Decorative arch pieces. To get the bulkier look you will use 2 1x8s glued together. Depending on your jigsaw you will either have to cut out the arcs first then glue the pieces together or glue up the boards first and then cut the arc. An easy way to form the arc is to trace a gallon paint can. Just mark ¾” in from 2 sides to start the quarter circle shape as shown in the drawing above.

Step 7:
Now attach the decorative arc pieces using wood glue and 1-14” brad nails.

attached arc

Step 8:
Now flip the column over and attach the top feet the same way you did the bottom feet with the exception of placement. The top feet they will be attached flush with the top of the column since the 1x6 pads are not used here. Remember, drill the 2x material pocket holes inset 2” from the outside edge so that they can be covered up by the decorative pieces.

Base Top

Now attach the column structure to the center of the bottom (the side with all the pocket holes visible) of the table top. Attach with 4” spax screws through the upper feet. You may want to drill pilot holes first but don’t forget to use a piece of tape on your drill bit so you don’t drill through your table top. You won’t use glue here as you want to allow the wood to expand and contract with the various humidity levels throughout the year.

Step 8a:
Remove the leaf 2x6 out, join the rest (Will form the shape of a fish/eye) place the equalizer on it and measure how far out you want to place them.

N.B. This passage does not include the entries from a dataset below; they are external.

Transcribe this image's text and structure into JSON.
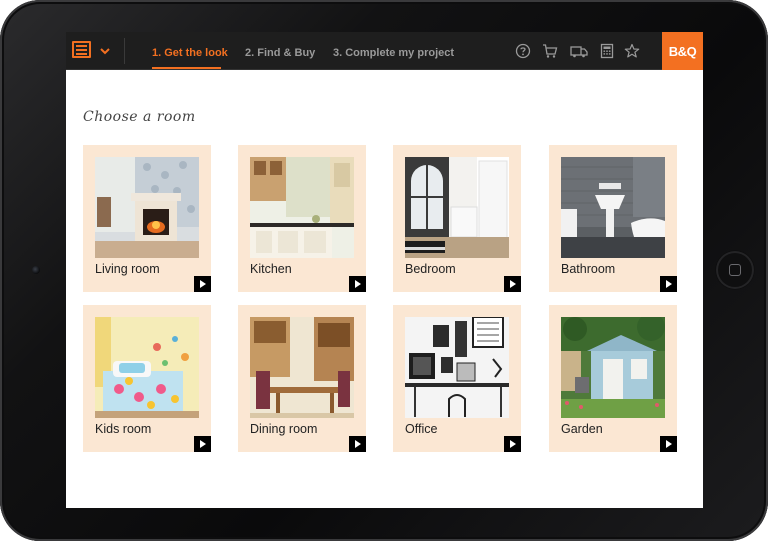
{
  "nav": {
    "tabs": [
      {
        "label": "1. Get the look",
        "active": true
      },
      {
        "label": "2. Find & Buy",
        "active": false
      },
      {
        "label": "3. Complete my project",
        "active": false
      }
    ],
    "icons": [
      "menu-icon",
      "chevron-down-icon",
      "help-icon",
      "cart-icon",
      "delivery-truck-icon",
      "calculator-icon",
      "star-icon"
    ],
    "brand_logo": "B&Q",
    "accent_color": "#f37021"
  },
  "main": {
    "title": "Choose a room",
    "rooms": [
      {
        "label": "Living room"
      },
      {
        "label": "Kitchen"
      },
      {
        "label": "Bedroom"
      },
      {
        "label": "Bathroom"
      },
      {
        "label": "Kids room"
      },
      {
        "label": "Dining room"
      },
      {
        "label": "Office"
      },
      {
        "label": "Garden"
      }
    ]
  }
}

Now place the equalizer on the top of the pedestal and make sure enough screws will go through them.

Position Equalizer Place Equalizer

Step 9:
Now simply attach all the decorative pieces the same way you did for the bottom feet.